- Miley Cyrus tweets about cheating allegations and penis cake drama Thursday 6:32 PM
- ‘The Dark Crystal: Age of Resistance’ dazzles with a timely tale Thursday 6:00 PM
- The DOJ emailed a white nationalist blog post to immigration judges Thursday 5:31 PM
- The Amazon rainforest is on fire–and people are using memes to cope Thursday 4:11 PM
- Microsoft contractors listened in on Xbox users Thursday 2:15 PM
- Anti-vaxxer assaults pro-vaccine lawmaker on Facebook Live (updated) Thursday 2:15 PM
- Oreos licked by singer Lewis Capaldi are being auctioned off on eBay Thursday 1:54 PM
- Zach Braff predicted Sean Spicer would be on ‘Dancing With the Stars’ 2 years ago Thursday 1:38 PM
- NYPD sergeant who watched Eric Garner die punished with lost vacation days Thursday 1:27 PM
- Brie Larson haters have a meltdown over a joke about Thor’s hammer Thursday 1:26 PM
- This comedian attempted to make fun of women on Twitter—and it did not go over well Thursday 1:04 PM
- Logan Paul wants to help the Amazon rainforest Thursday 12:36 PM
- Nutaku announces redesign and filters for LGBTQ porn games Thursday 12:25 PM
- This video of dozens of inflatable mattresses taking off in the wind is perfect Thursday 12:20 PM
- Reddit mods restore Tiananmen Square image after censorship claims Thursday 12:18 PM
The candid letter was both a defense of its actions and a plea for customers to give it another chance.
The letter opened by shooting down allegations that it intentionally slows down phones so customers are forced to upgrade, a practice known as forced obsolescence.

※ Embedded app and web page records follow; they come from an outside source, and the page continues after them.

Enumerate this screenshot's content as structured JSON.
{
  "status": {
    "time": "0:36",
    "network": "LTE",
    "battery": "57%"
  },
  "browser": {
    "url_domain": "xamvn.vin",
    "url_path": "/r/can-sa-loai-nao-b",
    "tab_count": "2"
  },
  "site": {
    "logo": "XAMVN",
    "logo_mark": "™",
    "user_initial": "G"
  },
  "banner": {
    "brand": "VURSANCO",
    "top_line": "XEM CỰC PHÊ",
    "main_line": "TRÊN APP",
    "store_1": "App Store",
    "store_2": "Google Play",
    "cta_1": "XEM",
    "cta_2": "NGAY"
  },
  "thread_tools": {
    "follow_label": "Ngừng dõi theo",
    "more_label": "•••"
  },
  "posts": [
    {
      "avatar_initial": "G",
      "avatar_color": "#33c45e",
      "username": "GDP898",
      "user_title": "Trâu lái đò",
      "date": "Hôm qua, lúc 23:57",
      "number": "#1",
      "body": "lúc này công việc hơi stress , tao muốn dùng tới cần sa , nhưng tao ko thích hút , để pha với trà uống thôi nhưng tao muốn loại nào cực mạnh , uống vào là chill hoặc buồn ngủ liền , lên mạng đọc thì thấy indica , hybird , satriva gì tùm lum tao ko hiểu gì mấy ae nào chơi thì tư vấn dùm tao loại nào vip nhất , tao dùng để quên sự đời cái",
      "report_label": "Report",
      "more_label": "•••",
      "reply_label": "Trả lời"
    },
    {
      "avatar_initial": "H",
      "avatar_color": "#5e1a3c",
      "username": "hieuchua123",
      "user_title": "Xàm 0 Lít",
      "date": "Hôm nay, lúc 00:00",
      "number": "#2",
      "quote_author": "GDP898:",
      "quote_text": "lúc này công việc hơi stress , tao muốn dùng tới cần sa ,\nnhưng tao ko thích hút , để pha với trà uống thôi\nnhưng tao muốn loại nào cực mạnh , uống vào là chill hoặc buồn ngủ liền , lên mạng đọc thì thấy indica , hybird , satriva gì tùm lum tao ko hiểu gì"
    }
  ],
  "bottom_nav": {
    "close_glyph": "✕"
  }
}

A French consumer group recently filed a criminal lawsuit against Apple claiming it reduced the lifespan of its phones to “increase replacement rates,” an act that could result in jail time, according to French law.
“First and foremost, we have never — and would never — do anything to intentionally shorten the life of any Apple product, or degrade the user experience to drive customer upgrades,” Apple wrote. “Our goal has always been to create products that our customers love, and making iPhones last as long as possible is an important part of that.”
It went on to explain how lithium-ion batteries age depending on how they are charged and the conditions in which they are used. If you’re interested, you can learn more about it in a new support page Apple felt compelled to post. Most of the letter reiterates Apple’s defense: It purposefully throttled phones to prevent them from shutting down once their batteries couldn’t provide a strong enough charge.
Attempting to win consumers back, Apple posted a link to tips on maximizing the lifespan of an iPhone’s battery. It also said it would decrease the price of out-of-warranty iPhone battery replacements from $79 to $29 for anyone with an iPhone 6 or later, starting in late January. iPhones will also receive an update that gives users more visibility into the health of their batteries.
The company still has a long way to go to win its customer’s support back, but as we learned with Samsung’s Note 7 fiasco, apologizing is an important step in the right direction.
Phillip Tracy is a former technology staff writer at the Daily Dot. He's an expert on smartphones, social media trends, and gadgets. He previously reported on IoT and telecom for RCR Wireless News and contributed to NewBay Media magazine. He now writes for Laptop magazine.